SOURCE RECORDS:
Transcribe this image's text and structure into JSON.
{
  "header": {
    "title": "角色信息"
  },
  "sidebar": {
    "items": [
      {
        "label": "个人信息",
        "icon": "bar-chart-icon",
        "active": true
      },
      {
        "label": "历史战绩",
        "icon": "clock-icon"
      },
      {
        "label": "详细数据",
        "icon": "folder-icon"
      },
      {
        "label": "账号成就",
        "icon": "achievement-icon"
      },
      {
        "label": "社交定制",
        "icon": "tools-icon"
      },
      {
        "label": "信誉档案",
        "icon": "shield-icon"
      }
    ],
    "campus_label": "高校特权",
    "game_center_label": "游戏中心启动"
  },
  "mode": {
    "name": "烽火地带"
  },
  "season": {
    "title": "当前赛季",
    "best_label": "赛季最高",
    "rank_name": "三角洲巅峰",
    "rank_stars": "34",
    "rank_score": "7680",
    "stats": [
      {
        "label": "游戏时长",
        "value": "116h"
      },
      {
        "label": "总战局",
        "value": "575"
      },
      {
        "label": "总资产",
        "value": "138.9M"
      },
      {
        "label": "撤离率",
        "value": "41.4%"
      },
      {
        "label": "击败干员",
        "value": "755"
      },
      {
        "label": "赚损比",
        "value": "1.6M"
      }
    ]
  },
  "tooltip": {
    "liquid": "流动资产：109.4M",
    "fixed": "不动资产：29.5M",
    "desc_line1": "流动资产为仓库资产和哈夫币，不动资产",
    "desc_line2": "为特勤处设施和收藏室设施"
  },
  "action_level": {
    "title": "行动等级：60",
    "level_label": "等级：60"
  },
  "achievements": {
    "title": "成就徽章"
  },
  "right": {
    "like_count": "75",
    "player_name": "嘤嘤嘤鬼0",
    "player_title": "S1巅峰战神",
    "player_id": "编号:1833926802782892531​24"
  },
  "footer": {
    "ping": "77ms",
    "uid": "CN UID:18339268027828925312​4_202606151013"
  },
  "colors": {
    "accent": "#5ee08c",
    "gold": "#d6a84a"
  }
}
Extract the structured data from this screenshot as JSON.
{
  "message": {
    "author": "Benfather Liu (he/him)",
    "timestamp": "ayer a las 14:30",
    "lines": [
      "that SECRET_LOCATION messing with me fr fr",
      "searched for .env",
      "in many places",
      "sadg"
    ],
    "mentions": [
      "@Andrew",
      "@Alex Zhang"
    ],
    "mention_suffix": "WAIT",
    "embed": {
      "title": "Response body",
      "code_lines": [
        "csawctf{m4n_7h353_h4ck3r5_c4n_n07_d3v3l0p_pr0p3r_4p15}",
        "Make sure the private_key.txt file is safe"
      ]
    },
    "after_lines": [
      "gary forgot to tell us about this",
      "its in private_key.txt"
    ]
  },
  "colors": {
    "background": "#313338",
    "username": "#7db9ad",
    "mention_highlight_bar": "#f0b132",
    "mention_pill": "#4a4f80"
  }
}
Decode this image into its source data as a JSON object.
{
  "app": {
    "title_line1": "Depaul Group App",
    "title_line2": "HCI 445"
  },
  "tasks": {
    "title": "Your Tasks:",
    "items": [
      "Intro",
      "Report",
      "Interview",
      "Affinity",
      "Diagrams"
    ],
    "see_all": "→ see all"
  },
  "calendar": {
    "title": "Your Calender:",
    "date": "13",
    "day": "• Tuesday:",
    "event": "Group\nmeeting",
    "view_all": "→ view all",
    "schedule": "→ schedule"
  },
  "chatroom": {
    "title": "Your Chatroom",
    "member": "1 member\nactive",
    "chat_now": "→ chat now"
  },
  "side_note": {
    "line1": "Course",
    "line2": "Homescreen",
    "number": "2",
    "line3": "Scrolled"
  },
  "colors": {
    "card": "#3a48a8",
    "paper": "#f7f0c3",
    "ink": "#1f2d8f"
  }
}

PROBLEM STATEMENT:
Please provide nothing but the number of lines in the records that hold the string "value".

TASK OUTPUT:
6